Given entries:

------------

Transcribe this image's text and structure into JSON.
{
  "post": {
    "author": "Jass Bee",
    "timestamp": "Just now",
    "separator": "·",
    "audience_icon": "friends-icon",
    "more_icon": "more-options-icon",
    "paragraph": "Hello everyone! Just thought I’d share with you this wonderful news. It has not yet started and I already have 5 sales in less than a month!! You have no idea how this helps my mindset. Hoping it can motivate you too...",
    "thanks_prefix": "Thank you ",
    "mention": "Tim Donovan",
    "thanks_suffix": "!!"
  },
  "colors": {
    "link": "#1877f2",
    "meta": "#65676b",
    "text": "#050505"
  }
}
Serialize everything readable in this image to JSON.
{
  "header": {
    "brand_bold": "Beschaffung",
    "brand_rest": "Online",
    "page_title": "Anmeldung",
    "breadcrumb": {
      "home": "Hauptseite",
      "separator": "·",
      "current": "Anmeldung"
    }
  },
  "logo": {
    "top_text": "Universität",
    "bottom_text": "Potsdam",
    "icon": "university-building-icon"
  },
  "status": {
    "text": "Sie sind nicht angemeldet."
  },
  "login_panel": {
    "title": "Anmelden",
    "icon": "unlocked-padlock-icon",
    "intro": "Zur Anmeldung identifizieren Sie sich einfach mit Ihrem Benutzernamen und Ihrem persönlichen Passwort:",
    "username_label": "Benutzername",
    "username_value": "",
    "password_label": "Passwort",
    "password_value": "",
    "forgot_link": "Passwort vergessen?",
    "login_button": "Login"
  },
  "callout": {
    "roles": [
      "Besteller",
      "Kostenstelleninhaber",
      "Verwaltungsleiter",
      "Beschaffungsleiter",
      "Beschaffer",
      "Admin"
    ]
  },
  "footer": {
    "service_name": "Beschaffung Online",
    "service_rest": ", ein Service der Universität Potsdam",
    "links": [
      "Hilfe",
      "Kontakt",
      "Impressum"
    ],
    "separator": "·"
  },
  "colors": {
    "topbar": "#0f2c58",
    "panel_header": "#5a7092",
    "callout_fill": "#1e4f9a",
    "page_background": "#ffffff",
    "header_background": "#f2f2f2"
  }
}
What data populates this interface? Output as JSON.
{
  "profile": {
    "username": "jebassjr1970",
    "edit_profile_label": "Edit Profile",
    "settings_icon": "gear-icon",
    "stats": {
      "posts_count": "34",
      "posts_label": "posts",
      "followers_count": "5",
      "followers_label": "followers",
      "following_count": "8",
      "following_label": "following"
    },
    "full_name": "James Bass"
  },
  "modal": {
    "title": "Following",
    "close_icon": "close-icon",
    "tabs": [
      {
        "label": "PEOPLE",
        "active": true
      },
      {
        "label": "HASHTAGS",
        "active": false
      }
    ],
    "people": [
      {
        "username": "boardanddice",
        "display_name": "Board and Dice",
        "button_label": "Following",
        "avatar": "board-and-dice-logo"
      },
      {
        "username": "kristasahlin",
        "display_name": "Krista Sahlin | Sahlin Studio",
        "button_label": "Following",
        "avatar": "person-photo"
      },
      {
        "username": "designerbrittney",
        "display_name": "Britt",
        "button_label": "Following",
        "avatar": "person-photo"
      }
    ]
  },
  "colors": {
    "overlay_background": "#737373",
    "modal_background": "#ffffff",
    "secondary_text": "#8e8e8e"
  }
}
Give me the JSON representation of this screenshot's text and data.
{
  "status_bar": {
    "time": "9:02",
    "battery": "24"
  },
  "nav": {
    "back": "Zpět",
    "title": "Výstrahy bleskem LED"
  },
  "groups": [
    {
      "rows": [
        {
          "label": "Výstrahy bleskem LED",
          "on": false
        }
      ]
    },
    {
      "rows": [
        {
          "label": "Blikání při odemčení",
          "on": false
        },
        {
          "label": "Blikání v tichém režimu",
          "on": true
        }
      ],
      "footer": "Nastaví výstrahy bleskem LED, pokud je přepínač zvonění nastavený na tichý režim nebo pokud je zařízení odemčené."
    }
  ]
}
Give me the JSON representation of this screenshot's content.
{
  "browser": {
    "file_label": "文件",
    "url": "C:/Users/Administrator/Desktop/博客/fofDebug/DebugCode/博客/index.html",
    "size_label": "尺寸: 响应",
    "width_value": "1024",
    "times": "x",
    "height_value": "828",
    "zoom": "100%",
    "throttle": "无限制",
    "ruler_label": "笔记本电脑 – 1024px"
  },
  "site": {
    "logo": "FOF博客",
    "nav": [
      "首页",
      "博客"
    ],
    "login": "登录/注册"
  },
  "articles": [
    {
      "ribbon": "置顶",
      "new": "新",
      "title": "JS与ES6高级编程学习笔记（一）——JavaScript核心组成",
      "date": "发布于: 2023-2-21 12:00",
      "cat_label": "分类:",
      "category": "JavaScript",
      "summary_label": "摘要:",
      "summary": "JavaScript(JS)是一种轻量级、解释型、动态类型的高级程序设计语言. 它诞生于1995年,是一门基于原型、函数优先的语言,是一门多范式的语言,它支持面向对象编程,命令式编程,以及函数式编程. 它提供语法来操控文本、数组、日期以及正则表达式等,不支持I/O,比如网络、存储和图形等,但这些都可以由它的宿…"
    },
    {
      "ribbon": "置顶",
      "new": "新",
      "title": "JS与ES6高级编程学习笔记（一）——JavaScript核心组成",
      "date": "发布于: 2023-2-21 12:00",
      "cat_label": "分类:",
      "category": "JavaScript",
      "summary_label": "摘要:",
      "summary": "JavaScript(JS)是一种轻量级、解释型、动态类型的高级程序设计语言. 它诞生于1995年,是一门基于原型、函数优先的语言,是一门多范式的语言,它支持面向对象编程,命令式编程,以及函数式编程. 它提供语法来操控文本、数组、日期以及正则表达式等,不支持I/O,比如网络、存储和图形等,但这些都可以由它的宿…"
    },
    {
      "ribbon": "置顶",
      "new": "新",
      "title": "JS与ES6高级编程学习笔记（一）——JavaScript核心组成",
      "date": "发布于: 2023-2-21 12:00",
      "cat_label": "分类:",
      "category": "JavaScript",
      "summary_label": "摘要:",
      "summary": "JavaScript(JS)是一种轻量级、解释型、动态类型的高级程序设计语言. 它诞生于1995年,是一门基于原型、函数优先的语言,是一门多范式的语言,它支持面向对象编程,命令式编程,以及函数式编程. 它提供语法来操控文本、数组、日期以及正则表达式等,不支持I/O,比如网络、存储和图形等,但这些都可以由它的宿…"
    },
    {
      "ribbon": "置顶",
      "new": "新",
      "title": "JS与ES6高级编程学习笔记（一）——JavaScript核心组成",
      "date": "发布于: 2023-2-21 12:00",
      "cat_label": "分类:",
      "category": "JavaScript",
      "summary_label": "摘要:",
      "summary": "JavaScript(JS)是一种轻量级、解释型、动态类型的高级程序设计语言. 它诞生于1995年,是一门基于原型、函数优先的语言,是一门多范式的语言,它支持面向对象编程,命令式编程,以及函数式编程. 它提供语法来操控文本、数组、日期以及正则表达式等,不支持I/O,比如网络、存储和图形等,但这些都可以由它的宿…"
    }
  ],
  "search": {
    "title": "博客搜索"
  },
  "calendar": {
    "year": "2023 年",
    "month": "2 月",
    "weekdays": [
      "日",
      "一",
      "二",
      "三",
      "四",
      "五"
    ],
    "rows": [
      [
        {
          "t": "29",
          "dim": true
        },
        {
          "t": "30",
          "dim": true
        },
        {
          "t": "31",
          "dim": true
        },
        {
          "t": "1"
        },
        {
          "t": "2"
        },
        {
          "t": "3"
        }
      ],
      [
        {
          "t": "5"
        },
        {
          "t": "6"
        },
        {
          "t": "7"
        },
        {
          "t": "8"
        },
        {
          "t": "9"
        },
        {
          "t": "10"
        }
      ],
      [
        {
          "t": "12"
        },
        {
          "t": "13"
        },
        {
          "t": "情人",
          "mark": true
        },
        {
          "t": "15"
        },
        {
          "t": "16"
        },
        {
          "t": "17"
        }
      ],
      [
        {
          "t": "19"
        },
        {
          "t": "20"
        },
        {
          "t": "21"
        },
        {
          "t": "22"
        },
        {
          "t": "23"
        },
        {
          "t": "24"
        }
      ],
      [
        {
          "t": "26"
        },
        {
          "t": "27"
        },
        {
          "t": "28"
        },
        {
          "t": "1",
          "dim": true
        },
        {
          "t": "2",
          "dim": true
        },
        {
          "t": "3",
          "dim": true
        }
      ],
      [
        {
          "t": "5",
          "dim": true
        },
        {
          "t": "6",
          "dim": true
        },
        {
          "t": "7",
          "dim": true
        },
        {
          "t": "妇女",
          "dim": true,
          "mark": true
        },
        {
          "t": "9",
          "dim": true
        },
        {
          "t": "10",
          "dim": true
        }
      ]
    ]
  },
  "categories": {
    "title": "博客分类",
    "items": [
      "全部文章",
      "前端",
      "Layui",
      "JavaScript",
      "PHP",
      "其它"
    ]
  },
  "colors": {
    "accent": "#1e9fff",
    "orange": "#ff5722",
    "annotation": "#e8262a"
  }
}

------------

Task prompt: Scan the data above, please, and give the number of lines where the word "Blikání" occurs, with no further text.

Finished exercise: 2